- Pending home sales dropped to their lowest level on record in October as mortgage rates remain high.
- The decline in pending home sales exceeds the drop seen during the 2008 housing bust.
- “Mortgage rates were at their highest, and contract signings for existing homes were at their lowest in more than 20 years,” the NAR said.
Pending home sales fell in October to its lowest level on record, exceeding the decline seen during the 2008 housing collapse. since the Pending Home Sales Index was created in 2001.
The Pending Home Sales Index fell 1.5% month-over-month in October, and declined by 8.5% year-over-year as mortgage rates remained elevated and supply stayed tight.
“During October, mortgage rates were at their highest, and contract signings for existing homes were at their lowest in more than 20 years,” the National Association of Realtors’ chief economist Lawrence Yun said on Thursday.
The average 30-year mortgage rate approached 8% in October, according to data from Freddie Mac. But a decline in interest rates since then has pushed mortgage rates back down to about 7.3%. That slight decline in mortgage rates should help open up the housing market, but it’s likely still not enough to completely thaw the frozen market.
“Recent weeks’ successive declines in mortgage rates will help qualify more home buyers, but limited housing inventory is significantly preventing housing demand from fully being satisfied. Multiple offers, of course, yield only one winner, with the rest left to continue their search,” Yun said.
On a regional basis, pending home sales saw a 2.7% gain int he Northeast, while monthly declines were observed throughout the rest of the country.

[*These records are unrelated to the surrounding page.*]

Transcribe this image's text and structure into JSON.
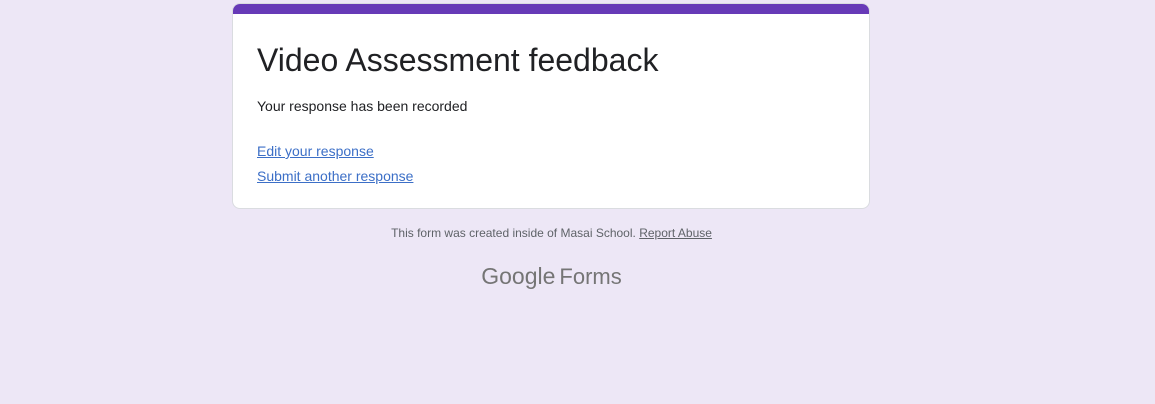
{
  "colors": {
    "background": "#ede7f6",
    "accent": "#673ab7",
    "link": "#3c6fc7",
    "card": "#ffffff"
  },
  "card": {
    "title": "Video Assessment feedback",
    "message": "Your response has been recorded",
    "links": {
      "edit": "Edit your response",
      "submit_another": "Submit another response"
    }
  },
  "footer": {
    "note": "This form was created inside of Masai School.",
    "report_abuse": "Report Abuse"
  },
  "brand": {
    "google": "Google",
    "forms": "Forms"
  }
}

One sweet spot of the housing market that is seeing increased sales is homes priced above $750,000, as there is more inventory of those homes, according to Yun. Newly built home sales are also on the rise, jumping 4.5% year-to-date as homebuilders build more homes.
But those gains are not enough to satiate the demand for a large chunk of the population, much of which has been boxed out of the housing market as rates stay elevated.